## EXERCISE PROMPT
Here, the job is to give back every entry below unchanged, omitting pictures.

---- GIVEN DATA

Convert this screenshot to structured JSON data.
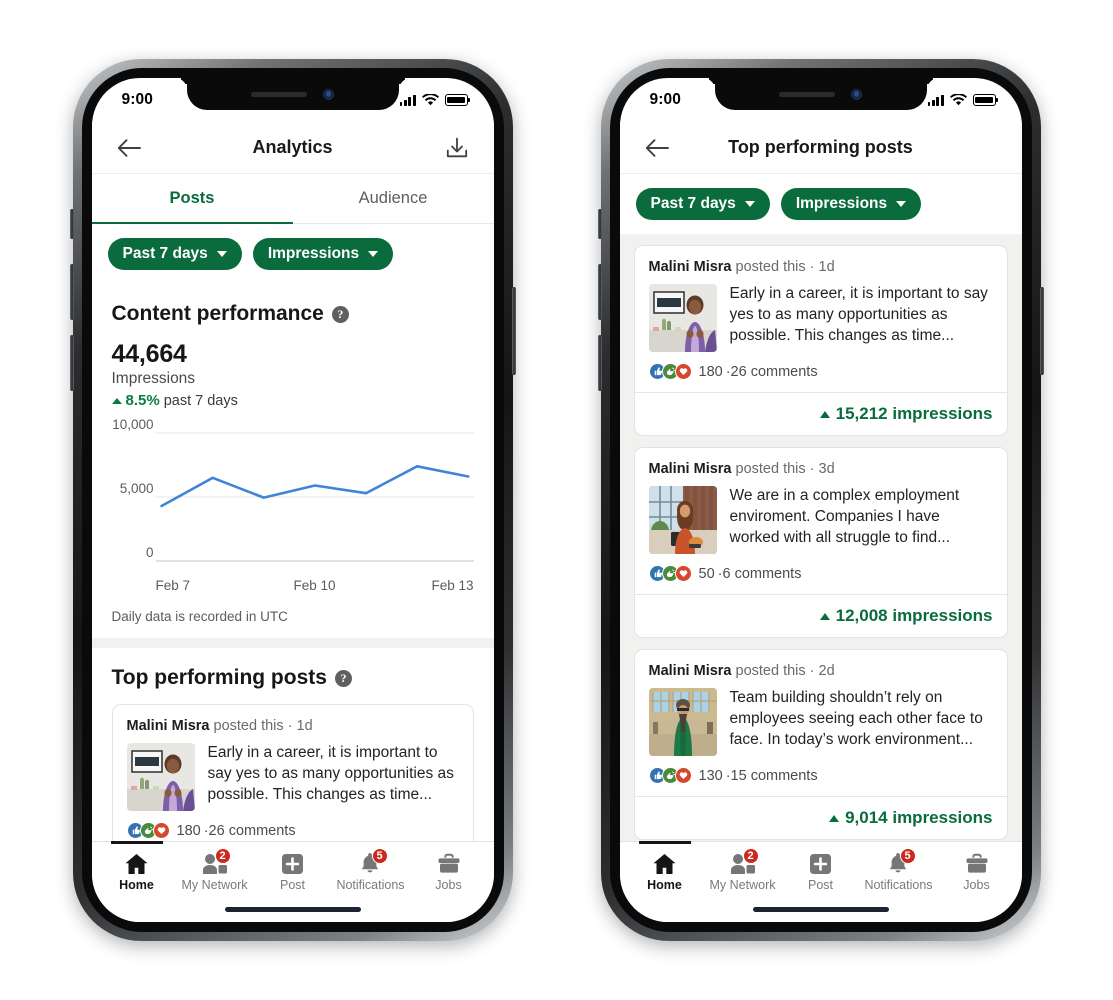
{
  "accent_green": "#0a6b3d",
  "chart_line_color": "#3d85d8",
  "badge_red": "#cc2a1f",
  "status_bar": {
    "time": "9:00",
    "signal_icon": "cellular-bars-icon",
    "wifi_icon": "wifi-icon",
    "battery_icon": "battery-full-icon"
  },
  "phone_left": {
    "navbar": {
      "back_icon": "back-arrow-icon",
      "title": "Analytics",
      "download_icon": "download-icon"
    },
    "tabs": [
      {
        "label": "Posts",
        "active": true
      },
      {
        "label": "Audience",
        "active": false
      }
    ],
    "filters": [
      {
        "label": "Past 7 days",
        "icon": "chevron-down-icon"
      },
      {
        "label": "Impressions",
        "icon": "chevron-down-icon"
      }
    ],
    "content_performance": {
      "title": "Content performance",
      "help_icon": "help-question-icon",
      "value": "44,664",
      "metric_label": "Impressions",
      "delta_arrow_icon": "triangle-up-icon",
      "delta_value": "8.5%",
      "delta_period": "past 7 days",
      "footnote": "Daily data is recorded in UTC"
    },
    "top_posts": {
      "title": "Top performing posts",
      "help_icon": "help-question-icon"
    }
  },
  "phone_right": {
    "navbar": {
      "back_icon": "back-arrow-icon",
      "title": "Top performing posts"
    },
    "filters": [
      {
        "label": "Past 7 days",
        "icon": "chevron-down-icon"
      },
      {
        "label": "Impressions",
        "icon": "chevron-down-icon"
      }
    ]
  },
  "posts": [
    {
      "author": "Malini Misra",
      "action": " posted this · ",
      "time": "1d",
      "text": "Early in a career, it is important to say yes to as many opportunities as possible. This changes as time...",
      "reactions": [
        "like-icon",
        "celebrate-icon",
        "love-icon"
      ],
      "reaction_count": "180",
      "comments": "26 comments",
      "separator": " · ",
      "impressions": "15,212 impressions",
      "impressions_arrow_icon": "triangle-up-icon",
      "thumb": "woman-purple-cardigan-indoor-thumbnail"
    },
    {
      "author": "Malini Misra",
      "action": " posted this · ",
      "time": "3d",
      "text": "We are in a complex employment enviroment. Companies I have worked with all struggle to find...",
      "reactions": [
        "like-icon",
        "celebrate-icon",
        "love-icon"
      ],
      "reaction_count": "50",
      "comments": "6 comments",
      "separator": " · ",
      "impressions": "12,008 impressions",
      "impressions_arrow_icon": "triangle-up-icon",
      "thumb": "woman-orange-sweater-desk-thumbnail"
    },
    {
      "author": "Malini Misra",
      "action": " posted this · ",
      "time": "2d",
      "text": "Team building shouldn’t rely on employees seeing each other face to face. In today’s work environment...",
      "reactions": [
        "like-icon",
        "celebrate-icon",
        "love-icon"
      ],
      "reaction_count": "130",
      "comments": "15 comments",
      "separator": " · ",
      "impressions": "9,014 impressions",
      "impressions_arrow_icon": "triangle-up-icon",
      "thumb": "woman-green-coat-station-thumbnail"
    }
  ],
  "bottom_nav": [
    {
      "label": "Home",
      "icon": "home-icon",
      "active": true,
      "badge": null
    },
    {
      "label": "My Network",
      "icon": "my-network-icon",
      "active": false,
      "badge": "2"
    },
    {
      "label": "Post",
      "icon": "plus-square-icon",
      "active": false,
      "badge": null
    },
    {
      "label": "Notifications",
      "icon": "bell-icon",
      "active": false,
      "badge": "5"
    },
    {
      "label": "Jobs",
      "icon": "briefcase-icon",
      "active": false,
      "badge": null
    }
  ],
  "chart_data": {
    "type": "line",
    "title": "Content performance",
    "xlabel": "",
    "ylabel": "Impressions",
    "x": [
      "Feb 7",
      "Feb 8",
      "Feb 9",
      "Feb 10",
      "Feb 11",
      "Feb 12",
      "Feb 13"
    ],
    "tick_labels_shown": [
      "Feb 7",
      "Feb 10",
      "Feb 13"
    ],
    "values": [
      4300,
      6500,
      4950,
      5900,
      5300,
      7400,
      6600
    ],
    "ylim": [
      0,
      10000
    ],
    "yticks": [
      0,
      5000,
      10000
    ],
    "ytick_labels": [
      "0",
      "5,000",
      "10,000"
    ],
    "grid": true,
    "legend": "none",
    "line_color": "#3d85d8",
    "note": "Daily data is recorded in UTC"
  }
}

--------

## WRITTEN RESPONSE
Convert this screenshot to structured JSON data.
{
  "accent_green": "#0a6b3d",
  "chart_line_color": "#3d85d8",
  "badge_red": "#cc2a1f",
  "status_bar": {
    "time": "9:00",
    "signal_icon": "cellular-bars-icon",
    "wifi_icon": "wifi-icon",
    "battery_icon": "battery-full-icon"
  },
  "phone_left": {
    "navbar": {
      "back_icon": "back-arrow-icon",
      "title": "Analytics",
      "download_icon": "download-icon"
    },
    "tabs": [
      {
        "label": "Posts",
        "active": true
      },
      {
        "label": "Audience",
        "active": false
      }
    ],
    "filters": [
      {
        "label": "Past 7 days",
        "icon": "chevron-down-icon"
      },
      {
        "label": "Impressions",
        "icon": "chevron-down-icon"
      }
    ],
    "content_performance": {
      "title": "Content performance",
      "help_icon": "help-question-icon",
      "value": "44,664",
      "metric_label": "Impressions",
      "delta_arrow_icon": "triangle-up-icon",
      "delta_value": "8.5%",
      "delta_period": "past 7 days",
      "footnote": "Daily data is recorded in UTC"
    },
    "top_posts": {
      "title": "Top performing posts",
      "help_icon": "help-question-icon"
    }
  },
  "phone_right": {
    "navbar": {
      "back_icon": "back-arrow-icon",
      "title": "Top performing posts"
    },
    "filters": [
      {
        "label": "Past 7 days",
        "icon": "chevron-down-icon"
      },
      {
        "label": "Impressions",
        "icon": "chevron-down-icon"
      }
    ]
  },
  "posts": [
    {
      "author": "Malini Misra",
      "action": " posted this · ",
      "time": "1d",
      "text": "Early in a career, it is important to say yes to as many opportunities as possible. This changes as time...",
      "reactions": [
        "like-icon",
        "celebrate-icon",
        "love-icon"
      ],
      "reaction_count": "180",
      "comments": "26 comments",
      "separator": " · ",
      "impressions": "15,212 impressions",
      "impressions_arrow_icon": "triangle-up-icon",
      "thumb": "woman-purple-cardigan-indoor-thumbnail"
    },
    {
      "author": "Malini Misra",
      "action": " posted this · ",
      "time": "3d",
      "text": "We are in a complex employment enviroment. Companies I have worked with all struggle to find...",
      "reactions": [
        "like-icon",
        "celebrate-icon",
        "love-icon"
      ],
      "reaction_count": "50",
      "comments": "6 comments",
      "separator": " · ",
      "impressions": "12,008 impressions",
      "impressions_arrow_icon": "triangle-up-icon",
      "thumb": "woman-orange-sweater-desk-thumbnail"
    },
    {
      "author": "Malini Misra",
      "action": " posted this · ",
      "time": "2d",
      "text": "Team building shouldn’t rely on employees seeing each other face to face. In today’s work environment...",
      "reactions": [
        "like-icon",
        "celebrate-icon",
        "love-icon"
      ],
      "reaction_count": "130",
      "comments": "15 comments",
      "separator": " · ",
      "impressions": "9,014 impressions",
      "impressions_arrow_icon": "triangle-up-icon",
      "thumb": "woman-green-coat-station-thumbnail"
    }
  ],
  "bottom_nav": [
    {
      "label": "Home",
      "icon": "home-icon",
      "active": true,
      "badge": null
    },
    {
      "label": "My Network",
      "icon": "my-network-icon",
      "active": false,
      "badge": "2"
    },
    {
      "label": "Post",
      "icon": "plus-square-icon",
      "active": false,
      "badge": null
    },
    {
      "label": "Notifications",
      "icon": "bell-icon",
      "active": false,
      "badge": "5"
    },
    {
      "label": "Jobs",
      "icon": "briefcase-icon",
      "active": false,
      "badge": null
    }
  ],
  "chart_data": {
    "type": "line",
    "title": "Content performance",
    "xlabel": "",
    "ylabel": "Impressions",
    "x": [
      "Feb 7",
      "Feb 8",
      "Feb 9",
      "Feb 10",
      "Feb 11",
      "Feb 12",
      "Feb 13"
    ],
    "tick_labels_shown": [
      "Feb 7",
      "Feb 10",
      "Feb 13"
    ],
    "values": [
      4300,
      6500,
      4950,
      5900,
      5300,
      7400,
      6600
    ],
    "ylim": [
      0,
      10000
    ],
    "yticks": [
      0,
      5000,
      10000
    ],
    "ytick_labels": [
      "0",
      "5,000",
      "10,000"
    ],
    "grid": true,
    "legend": "none",
    "line_color": "#3d85d8",
    "note": "Daily data is recorded in UTC"
  }
}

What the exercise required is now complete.